C. W. F. Dumas to John Adams: A Translation
The Hague, 17 March 1781
I did not have the time last evening to forward to you the letter that His Excellency the French Ambassador gave me in response to your letter to him of the 8th instant.1 The Pensionaries of Amsterdam, Dordrecht, and Haarlem have all asked me to thank you for your kindness in sending them Congress’ resolution.2 Those from Amsterdam, in particular, regret that the present circumstances did not permit them to respond formally to your letters. The one from Dordrecht agreed with me, that we should go to Leyden together, and that I would have the honor of introducing you to him. But yesterday he had to leave for Dordrecht. Perhaps another time.
The countermanifesto of the republic to that of the British king has finally appeared.3 You will see the translation soon in the French gazettes, so therefore I will refrain from analyzing it. It is long. Is it as vigorous as it is long? You be the judge. I am with great respect, sir, your very humble and very obedient servant
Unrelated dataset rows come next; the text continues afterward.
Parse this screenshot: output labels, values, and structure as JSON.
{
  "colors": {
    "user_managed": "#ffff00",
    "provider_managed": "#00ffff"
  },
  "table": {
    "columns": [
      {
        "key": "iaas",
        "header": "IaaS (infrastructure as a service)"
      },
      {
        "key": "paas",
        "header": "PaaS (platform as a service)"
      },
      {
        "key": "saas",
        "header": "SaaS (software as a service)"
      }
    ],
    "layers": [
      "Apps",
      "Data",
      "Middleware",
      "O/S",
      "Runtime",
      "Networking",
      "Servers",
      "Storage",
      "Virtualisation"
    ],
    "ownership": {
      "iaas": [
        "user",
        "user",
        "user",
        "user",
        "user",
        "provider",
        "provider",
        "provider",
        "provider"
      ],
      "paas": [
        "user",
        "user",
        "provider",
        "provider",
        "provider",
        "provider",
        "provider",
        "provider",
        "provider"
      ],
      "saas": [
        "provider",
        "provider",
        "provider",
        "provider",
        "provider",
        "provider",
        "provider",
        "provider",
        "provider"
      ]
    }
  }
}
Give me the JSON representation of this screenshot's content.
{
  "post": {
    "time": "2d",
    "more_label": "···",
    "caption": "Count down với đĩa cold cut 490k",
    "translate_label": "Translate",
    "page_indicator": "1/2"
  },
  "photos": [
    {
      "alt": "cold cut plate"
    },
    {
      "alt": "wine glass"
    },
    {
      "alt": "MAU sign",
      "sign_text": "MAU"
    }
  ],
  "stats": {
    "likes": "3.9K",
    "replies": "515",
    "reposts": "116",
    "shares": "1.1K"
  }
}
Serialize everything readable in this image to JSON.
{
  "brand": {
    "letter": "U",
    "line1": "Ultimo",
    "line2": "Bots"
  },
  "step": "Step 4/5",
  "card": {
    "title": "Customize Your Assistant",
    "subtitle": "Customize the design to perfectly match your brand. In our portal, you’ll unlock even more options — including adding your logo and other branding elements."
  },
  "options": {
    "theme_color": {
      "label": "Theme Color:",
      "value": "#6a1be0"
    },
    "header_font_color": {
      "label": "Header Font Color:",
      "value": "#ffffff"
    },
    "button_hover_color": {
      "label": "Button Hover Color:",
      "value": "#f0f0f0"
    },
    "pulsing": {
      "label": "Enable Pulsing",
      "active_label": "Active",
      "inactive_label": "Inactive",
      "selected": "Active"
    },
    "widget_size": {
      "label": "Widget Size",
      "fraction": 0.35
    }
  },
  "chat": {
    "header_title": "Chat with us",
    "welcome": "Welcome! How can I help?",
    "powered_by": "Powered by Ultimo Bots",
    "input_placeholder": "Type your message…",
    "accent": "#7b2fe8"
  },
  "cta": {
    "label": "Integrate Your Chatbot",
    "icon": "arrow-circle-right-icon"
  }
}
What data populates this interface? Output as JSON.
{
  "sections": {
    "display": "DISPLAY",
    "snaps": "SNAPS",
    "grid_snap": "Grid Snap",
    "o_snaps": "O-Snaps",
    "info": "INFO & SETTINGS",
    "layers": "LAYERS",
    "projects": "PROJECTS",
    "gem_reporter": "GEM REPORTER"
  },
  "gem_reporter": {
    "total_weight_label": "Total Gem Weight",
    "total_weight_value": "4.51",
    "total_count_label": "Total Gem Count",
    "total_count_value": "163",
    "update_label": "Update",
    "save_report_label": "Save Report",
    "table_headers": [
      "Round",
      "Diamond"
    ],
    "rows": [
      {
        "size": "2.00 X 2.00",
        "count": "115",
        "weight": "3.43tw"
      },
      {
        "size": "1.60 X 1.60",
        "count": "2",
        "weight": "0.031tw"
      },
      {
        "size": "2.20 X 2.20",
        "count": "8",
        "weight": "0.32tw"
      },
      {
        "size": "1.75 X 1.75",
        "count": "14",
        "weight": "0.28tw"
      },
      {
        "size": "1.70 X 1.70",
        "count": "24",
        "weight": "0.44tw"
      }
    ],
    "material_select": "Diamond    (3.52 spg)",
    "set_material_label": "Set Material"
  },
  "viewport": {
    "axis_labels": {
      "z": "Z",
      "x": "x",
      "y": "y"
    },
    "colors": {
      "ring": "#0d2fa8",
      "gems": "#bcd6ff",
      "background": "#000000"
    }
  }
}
Pardon the liberty that I take in enclosing a small bill that your servant presented to Mr. Luzac.4
RC (Adams Papers).
3. A French translation of the countermanifesto, dated 12 March, appeared in the Gazette de Leyde of 20 March; English translations of the document were widely printed in British newspapers, such as the London Chronicle of 24–27 March.
4. The enclosure has not been found.